The MIT Anthropology Program is dedicated to advanced research and publication in cultural anthropology; to undergraduate teaching that opens students to the fundamentals of cross-cultural understanding and social thought; and to graduate teaching in the history and social study of science and technology. Our undergraduate subjects cover a wide range, with special strengths in the study of the contemporary world and the social context of technology. The anthropology faculty maintains strong ties with other programs in the School of Engineering and the School of Humanities, Arts, and Social Science, including Women's Studies, Latin American Studies, Comparative Media Studies, the Technology Policy Program, the History Faculty, and Science, Technology, and Society.
In July of 2000, Professor Susan Slyomovics succeeded Professor James Howe as head of the Anthropology Program. During 2000–2001, Susan Silbey, Professor of Sociology at Wellesley College, accepted a position in the MIT Anthropology Program at the rank of Full Professor, beginning July 1, 2001. Professor Silbey, a sociologist with a strong background in legal scholarship and ethnographic research, specializes in socio-legal studies and anthropology of the law. A highly regarded educator, awarded a prize for excellence in teaching at Wellesley College, she has produced outstanding scholarly studies on the study of law as social practice, further strengthening and consolidating our curriculum. Also, during 2000–2001, the reorganization of the Anthropology Program including the administrative separation from the Science, Technology and Society Program, was approved. This is to take effect as of July 1, 2001, with Rosemary Hegg serving as Program Administrator.
The committees, boards, and task forces at MIT on which Anthropology Program members served this year include the Women's Studies Steering Committee, the Gender Equity Committee, the Kelly-Douglas Prize Committee, the Knight Fellowship Selection Committee, the admissions committee for CMS, and the steering committee of the doctoral program in the History and Social Study of Science and Technology (HSSST).
Professors Michael Fischer, Jean Jackson, and Howe, and Associate Professor Hugh Gusterson all play active roles in teaching, advising, and administration of the HSSST doctoral program, sponsored by the STS, History, and Anthropology Programs. Professor Arthur Steinberg continues as director of the Integrated Studies Program.
Outside MIT, Professor Jackson is on the advisory board of Cultural Survival and the editorial board of the Journal of Latin American Anthropology. Professor Slyomovics serves on seven boards. Professor Howe is President of the non-profit organization, Eagle Light Caretakers. Professor Gusterson was the Program Chair of the Society for Social Studies of Science (4S) Meeting 2001. He also serves on five other committees. Assistant Professor Christine Walley has worked on a range of projects with community development organizations on Mafia island in Tanzania (while doing follow up research on environmental issues) including the creation of a fund-raising video for a women's group.
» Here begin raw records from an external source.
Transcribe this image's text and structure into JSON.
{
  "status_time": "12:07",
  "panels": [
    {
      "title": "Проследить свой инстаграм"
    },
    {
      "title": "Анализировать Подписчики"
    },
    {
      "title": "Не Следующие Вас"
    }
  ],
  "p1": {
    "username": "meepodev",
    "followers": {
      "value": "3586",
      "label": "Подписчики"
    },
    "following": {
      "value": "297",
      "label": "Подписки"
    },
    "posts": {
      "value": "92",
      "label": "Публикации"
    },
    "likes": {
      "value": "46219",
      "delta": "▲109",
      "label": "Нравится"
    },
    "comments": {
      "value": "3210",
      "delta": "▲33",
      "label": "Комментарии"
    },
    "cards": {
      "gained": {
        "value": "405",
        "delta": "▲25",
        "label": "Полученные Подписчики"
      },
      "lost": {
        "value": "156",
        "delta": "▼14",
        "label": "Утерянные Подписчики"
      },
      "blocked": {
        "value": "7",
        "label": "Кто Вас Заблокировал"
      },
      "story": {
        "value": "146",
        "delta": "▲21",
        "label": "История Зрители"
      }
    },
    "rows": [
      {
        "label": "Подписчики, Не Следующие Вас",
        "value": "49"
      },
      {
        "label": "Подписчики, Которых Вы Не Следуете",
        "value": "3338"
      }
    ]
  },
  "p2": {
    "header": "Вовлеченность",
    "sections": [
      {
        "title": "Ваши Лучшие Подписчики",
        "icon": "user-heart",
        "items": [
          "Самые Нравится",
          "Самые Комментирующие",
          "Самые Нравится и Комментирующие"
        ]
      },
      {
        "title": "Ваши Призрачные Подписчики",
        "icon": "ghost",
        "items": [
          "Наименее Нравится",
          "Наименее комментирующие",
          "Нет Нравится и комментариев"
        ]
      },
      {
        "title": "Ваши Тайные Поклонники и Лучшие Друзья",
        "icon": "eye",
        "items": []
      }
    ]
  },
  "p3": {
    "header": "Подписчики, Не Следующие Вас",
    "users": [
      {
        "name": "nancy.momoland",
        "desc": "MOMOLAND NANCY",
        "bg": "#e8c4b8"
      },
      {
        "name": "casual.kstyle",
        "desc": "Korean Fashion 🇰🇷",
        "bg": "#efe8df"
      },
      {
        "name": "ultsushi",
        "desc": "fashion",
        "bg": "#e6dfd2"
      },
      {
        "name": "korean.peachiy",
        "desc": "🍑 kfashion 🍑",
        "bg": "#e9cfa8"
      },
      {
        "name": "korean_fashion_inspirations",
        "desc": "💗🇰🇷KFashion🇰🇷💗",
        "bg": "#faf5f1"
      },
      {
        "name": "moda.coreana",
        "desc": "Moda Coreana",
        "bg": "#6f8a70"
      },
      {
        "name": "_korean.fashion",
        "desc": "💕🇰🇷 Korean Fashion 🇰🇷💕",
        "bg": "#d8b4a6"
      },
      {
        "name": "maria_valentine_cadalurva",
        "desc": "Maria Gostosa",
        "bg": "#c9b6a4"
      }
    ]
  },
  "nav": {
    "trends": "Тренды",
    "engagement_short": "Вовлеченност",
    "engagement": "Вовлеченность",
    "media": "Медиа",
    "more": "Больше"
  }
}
In October 2000, Professor Slyomovics spoke about vernacular architecture at the International Workshop on the Reconstruction of Architectural Heritage, in Prishtina, Kosovo. Professor Walley presented a paper entitled "'Burying' Development in the Ground: Alternative Understanding of Progress within the Mafia Island Marine Park, Tanzania" at the American Anthropological Association meetings, San Francisco, 2000. Professor Howe gave a talk at the AAA Meetings in November 2000 entitled "The Art of Collaboration: A Happy Case Study." Professor Jackson's paper, "Colombia's Amazonian Indigenous Communities and the Civil War," was presented at the Conference on Indigenous Amazonia at the Millennium: Politics and Religion, at Tulane University, in January 2001. Professor Jackson has also given talks in Leipzig and Montreal. Professor Gusterson gave a number of talks on the Wen Ho Lee case and on the controversy over genetically-modified food.
Professor Slyomovics' coedited volume, Women and Power in the Middle East, was published by University of Pennsylvania Press, and a second edited volume, The Living Medina in the Maghrib, is in press. Professor Jackson's coedited volume, Indigenous Movements, Self-Representation and the State in Latin America, is in press at University of Texas Press. Professor Gusterson's edited volume, Securityscapes: An Anthropologist Encounters the Nuclear Complex is under contract with University of Minnesota Press. His article "The Virtual Nuclear Weapon's Laboratory in the New World Order" appeared in American Ethnologist 2 (1), 2001. Professor Howe published an article during 2001 entitled "The Kuna of Panama" in Endangered Peoples of Latin America: Struggles to Survive and Thrive, Westport CT: Greenwood Press. Professor Howe's book, A People Who Would Not Kneel, is being translated into Spanish, to be published next year by CIRMA, in Guatemala. Professor Walley's article "'They Scorn Us Because We are Uneducated': Science, Popular Knowledge and Power within the Mafia Island Marine Park, Tanzania", has been accepted for publication in a special issue of Anthropological Quarterly.
More information on the Anthropology Program can be found online at w://web.mit.edu/anthropology/www/.